Prompt
I need the records below restated word for word, without their pictures.

(Element data from apps and pages)

****************************************

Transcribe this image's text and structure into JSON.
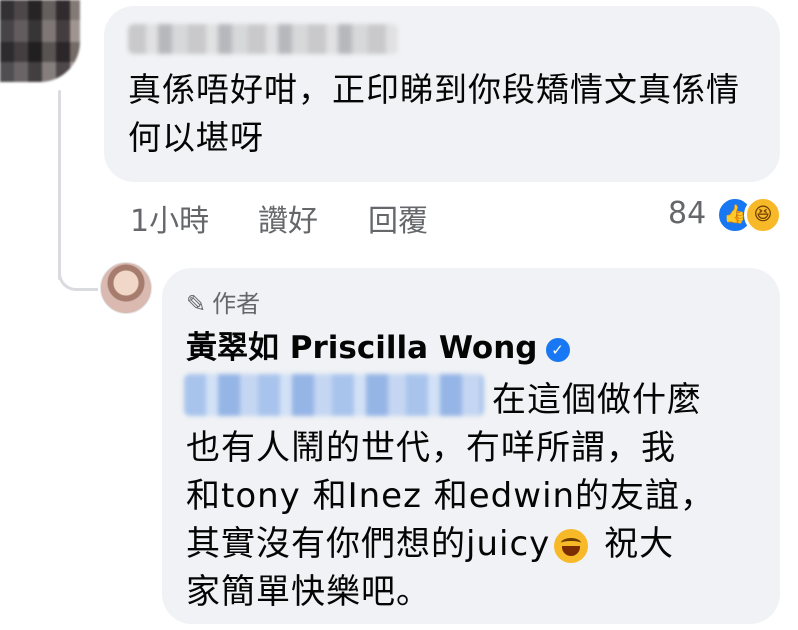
{
  "comment": {
    "text": "真係唔好咁，正印睇到你段矯情文真係情何以堪呀",
    "time": "1小時",
    "like_label": "讚好",
    "reply_label": "回覆",
    "reaction_count": "84",
    "reactions": [
      "like-icon",
      "haha-icon"
    ]
  },
  "reply": {
    "badge_label": "作者",
    "author_name": "黃翠如 Priscilla Wong",
    "verified": true,
    "line1": "在這個做什麼",
    "line2": "也有人鬧的世代，冇咩所謂，我",
    "line3": "和tony 和Inez 和edwin的友誼，",
    "line4a": "其實沒有你們想的juicy",
    "line4b": " 祝大",
    "line5": "家簡單快樂吧。"
  },
  "colors": {
    "bubble": "#f0f2f5",
    "meta": "#65676b",
    "like_blue": "#1877f2",
    "haha_yellow": "#f7b928"
  }
}
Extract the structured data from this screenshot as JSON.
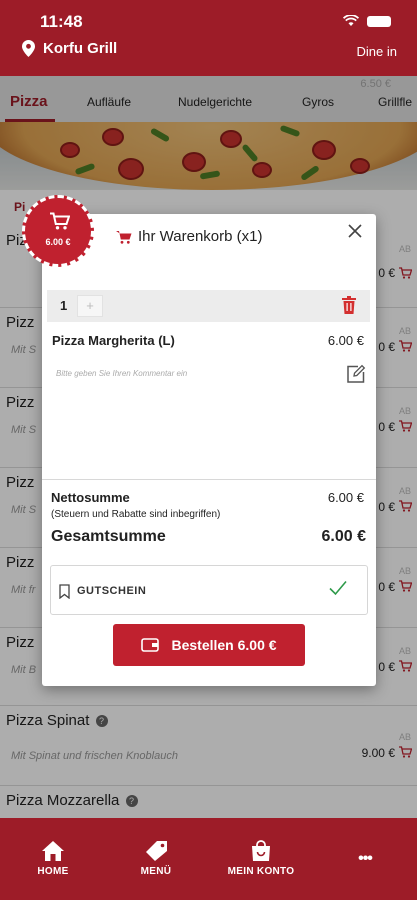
{
  "status_bar": {
    "time": "11:48"
  },
  "header": {
    "restaurant": "Korfu Grill",
    "mode": "Dine in"
  },
  "tabs": {
    "active": "Pizza",
    "items": [
      "Aufläufe",
      "Nudelgerichte",
      "Gyros",
      "Grillfle"
    ],
    "ghost_price": "6.50 €"
  },
  "menu": {
    "section_ghost": "Pi",
    "items": [
      {
        "title": "Pizz",
        "desc": "",
        "price": "0 €",
        "ab": "AB"
      },
      {
        "title": "Pizz",
        "desc": "Mit S",
        "price": "0 €",
        "ab": "AB"
      },
      {
        "title": "Pizz",
        "desc": "Mit S",
        "price": "0 €",
        "ab": "AB"
      },
      {
        "title": "Pizz",
        "desc": "Mit S",
        "price": "0 €",
        "ab": "AB"
      },
      {
        "title": "Pizz",
        "desc": "Mit fr",
        "price": "0 €",
        "ab": "AB"
      },
      {
        "title": "Pizz",
        "desc": "Mit B",
        "price": "0 €",
        "ab": "AB"
      },
      {
        "title": "Pizza Spinat",
        "desc": "Mit Spinat und frischen Knoblauch",
        "price": "9.00 €",
        "ab": "AB"
      },
      {
        "title": "Pizza Mozzarella",
        "desc": "",
        "price": "",
        "ab": ""
      }
    ]
  },
  "cart_badge": {
    "total": "6.00 €"
  },
  "cart_modal": {
    "title": "Ihr Warenkorb (x1)",
    "quantity": "1",
    "plus": "+",
    "item_name": "Pizza Margherita (L)",
    "item_price": "6.00 €",
    "comment_placeholder": "Bitte geben Sie Ihren Kommentar ein",
    "net_label": "Nettosumme",
    "net_value": "6.00 €",
    "tax_note": "(Steuern und Rabatte sind inbegriffen)",
    "gross_label": "Gesamtsumme",
    "gross_value": "6.00 €",
    "voucher_label": "GUTSCHEIN",
    "order_button": "Bestellen 6.00 €"
  },
  "bottom_nav": {
    "home": "HOME",
    "menu": "MENÜ",
    "account": "MEIN KONTO",
    "more": "•••"
  },
  "colors": {
    "brand": "#9d1c28",
    "accent": "#c0212f",
    "check": "#2e9a4a"
  }
}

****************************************

Task response
Transcribe this image's text and structure into JSON.
{
  "comment": {
    "text": "真係唔好咁，正印睇到你段矯情文真係情何以堪呀",
    "time": "1小時",
    "like_label": "讚好",
    "reply_label": "回覆",
    "reaction_count": "84",
    "reactions": [
      "like-icon",
      "haha-icon"
    ]
  },
  "reply": {
    "badge_label": "作者",
    "author_name": "黃翠如 Priscilla Wong",
    "verified": true,
    "line1": "在這個做什麼",
    "line2": "也有人鬧的世代，冇咩所謂，我",
    "line3": "和tony 和Inez 和edwin的友誼，",
    "line4a": "其實沒有你們想的juicy",
    "line4b": " 祝大",
    "line5": "家簡單快樂吧。"
  },
  "colors": {
    "bubble": "#f0f2f5",
    "meta": "#65676b",
    "like_blue": "#1877f2",
    "haha_yellow": "#f7b928"
  }
}
Extract the structured data from this screenshot as JSON.
{
  "status_bar": {
    "time": "11:48"
  },
  "header": {
    "restaurant": "Korfu Grill",
    "mode": "Dine in"
  },
  "tabs": {
    "active": "Pizza",
    "items": [
      "Aufläufe",
      "Nudelgerichte",
      "Gyros",
      "Grillfle"
    ],
    "ghost_price": "6.50 €"
  },
  "menu": {
    "section_ghost": "Pi",
    "items": [
      {
        "title": "Pizz",
        "desc": "",
        "price": "0 €",
        "ab": "AB"
      },
      {
        "title": "Pizz",
        "desc": "Mit S",
        "price": "0 €",
        "ab": "AB"
      },
      {
        "title": "Pizz",
        "desc": "Mit S",
        "price": "0 €",
        "ab": "AB"
      },
      {
        "title": "Pizz",
        "desc": "Mit S",
        "price": "0 €",
        "ab": "AB"
      },
      {
        "title": "Pizz",
        "desc": "Mit fr",
        "price": "0 €",
        "ab": "AB"
      },
      {
        "title": "Pizz",
        "desc": "Mit B",
        "price": "0 €",
        "ab": "AB"
      },
      {
        "title": "Pizza Spinat",
        "desc": "Mit Spinat und frischen Knoblauch",
        "price": "9.00 €",
        "ab": "AB"
      },
      {
        "title": "Pizza Mozzarella",
        "desc": "",
        "price": "",
        "ab": ""
      }
    ]
  },
  "cart_badge": {
    "total": "6.00 €"
  },
  "cart_modal": {
    "title": "Ihr Warenkorb (x1)",
    "quantity": "1",
    "plus": "+",
    "item_name": "Pizza Margherita (L)",
    "item_price": "6.00 €",
    "comment_placeholder": "Bitte geben Sie Ihren Kommentar ein",
    "net_label": "Nettosumme",
    "net_value": "6.00 €",
    "tax_note": "(Steuern und Rabatte sind inbegriffen)",
    "gross_label": "Gesamtsumme",
    "gross_value": "6.00 €",
    "voucher_label": "GUTSCHEIN",
    "order_button": "Bestellen 6.00 €"
  },
  "bottom_nav": {
    "home": "HOME",
    "menu": "MENÜ",
    "account": "MEIN KONTO",
    "more": "•••"
  },
  "colors": {
    "brand": "#9d1c28",
    "accent": "#c0212f",
    "check": "#2e9a4a"
  }
}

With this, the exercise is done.